Which reminds me of the Roger Otip story “Executioners from the future”. Roger Otip is Ireland’s greatest science fiction author. He’s often called the father of Science O’Fiction. In “Executioners from the future” a group of survivors of an environmental holocaust travel back in time in order to put on trial a selection of those they deem responsible for their fate, and for the deaths of over five billion people plus the extinction of countless species of animals and plants. Rather than going for the leaders of nations or corporations they target a random selection of ordinary citizens, wanting to make the point that responsibility cannot be solely placed with a few rogue individuals.
The small grey-skinned prosecutors arrest a group of people and take them back to the future to stand trial. They are accused of genocide. The penalty, if found guilty, is death. Those abducted from the 20th Century are able to successfully plead ignorance but for those abducted during the final pre-holocaust century this defense doesn’t wash. The prosecution calls it willful ignorance. The information was there, they say. If you didn’t know what effect your extravagant carbon burning was having then you should have known. Willful ignorance is no defence.

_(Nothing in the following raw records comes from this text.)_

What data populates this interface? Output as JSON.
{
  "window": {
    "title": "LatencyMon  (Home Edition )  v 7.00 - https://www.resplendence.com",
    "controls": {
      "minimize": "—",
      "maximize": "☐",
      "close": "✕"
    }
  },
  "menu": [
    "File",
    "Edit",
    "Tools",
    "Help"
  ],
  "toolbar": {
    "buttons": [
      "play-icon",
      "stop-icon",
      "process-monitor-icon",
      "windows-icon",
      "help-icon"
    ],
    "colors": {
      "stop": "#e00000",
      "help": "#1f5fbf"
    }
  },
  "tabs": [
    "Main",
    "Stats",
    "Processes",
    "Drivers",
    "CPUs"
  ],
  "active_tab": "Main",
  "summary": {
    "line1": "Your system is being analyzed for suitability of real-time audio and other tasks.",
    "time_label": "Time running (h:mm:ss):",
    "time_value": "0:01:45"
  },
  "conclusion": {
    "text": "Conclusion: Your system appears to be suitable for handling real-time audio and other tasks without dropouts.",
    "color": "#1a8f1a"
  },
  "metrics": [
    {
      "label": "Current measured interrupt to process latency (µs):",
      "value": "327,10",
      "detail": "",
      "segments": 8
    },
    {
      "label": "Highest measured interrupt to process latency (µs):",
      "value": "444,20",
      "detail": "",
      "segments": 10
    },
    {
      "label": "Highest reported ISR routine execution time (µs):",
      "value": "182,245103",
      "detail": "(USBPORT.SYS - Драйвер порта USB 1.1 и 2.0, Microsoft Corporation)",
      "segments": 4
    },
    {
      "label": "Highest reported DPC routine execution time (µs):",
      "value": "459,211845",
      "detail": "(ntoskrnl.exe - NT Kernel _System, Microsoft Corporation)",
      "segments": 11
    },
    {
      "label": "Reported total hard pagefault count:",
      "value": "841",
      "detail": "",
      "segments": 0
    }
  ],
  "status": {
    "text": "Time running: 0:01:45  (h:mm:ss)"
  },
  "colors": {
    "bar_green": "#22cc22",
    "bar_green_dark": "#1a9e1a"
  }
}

Most defendants from the 20th Century are found not guilty and are returned to their time, on the whole with no memory of the trial, though some do retain memories of the abduction and a few report these to the media but aren’t taken seriously. As for those from the 21st Century, a few from less developed nations were found not guilty. Their carbon burning was not particularly excessive and their access to the media not as great as those from developed nations, who were found guilty by a unanimous verdict of the jury, which consisted of the entire adult population: 1,365,012 citizens.
One of the most damning pieces of evidence given by the prosecution was a calculation of how many deaths each was responsible for, based on the amount of carbon their were responsible for burning in the year prior to their arrest. But we came from cold countries, one of them pleaded. We thought global warming would just mean the climate would get a bit warmer and that would be it. It was never put to us the way you’ve just put it.
That got a round of applause from the other defendants, but this just turned the jury against them even more than they already were. It was as if they were applauding their own ignorance. What the defendants didn’t appreciate was the effect of the video evidence on the jury, video from their own time, showing ordinary people going about their ordinary lives, driving their cars, getting on aeroplanes, watching television, surfing the internet, but most of all talking to one another. It was the banality of what they said that was so shocking.
I’m not sure whether to tell you the end of the story or not. I know you won’t bother to read it, however good I tell you it is (and it’s a lot better than I’m making it sound here) so I might as well.
It was not a surprise when the death sentence came back for each guilty verdict, and it shouldn’t have been a surprise to the jury when three months after the executions 546,000 of them were swept away by a tsunami of temporal inconsistency. Those they had put to death were their own great great great … great great great grandparents.
It’s a little known fact that waves of temporal inconsistency take time to propagate through time, but their existence and their devastating effects were well known. LIke Gaia, the universe itself is a self-regulating system which can be thought of as alive, and it doesn’t take kindly to those who attempt to mess with its consistency.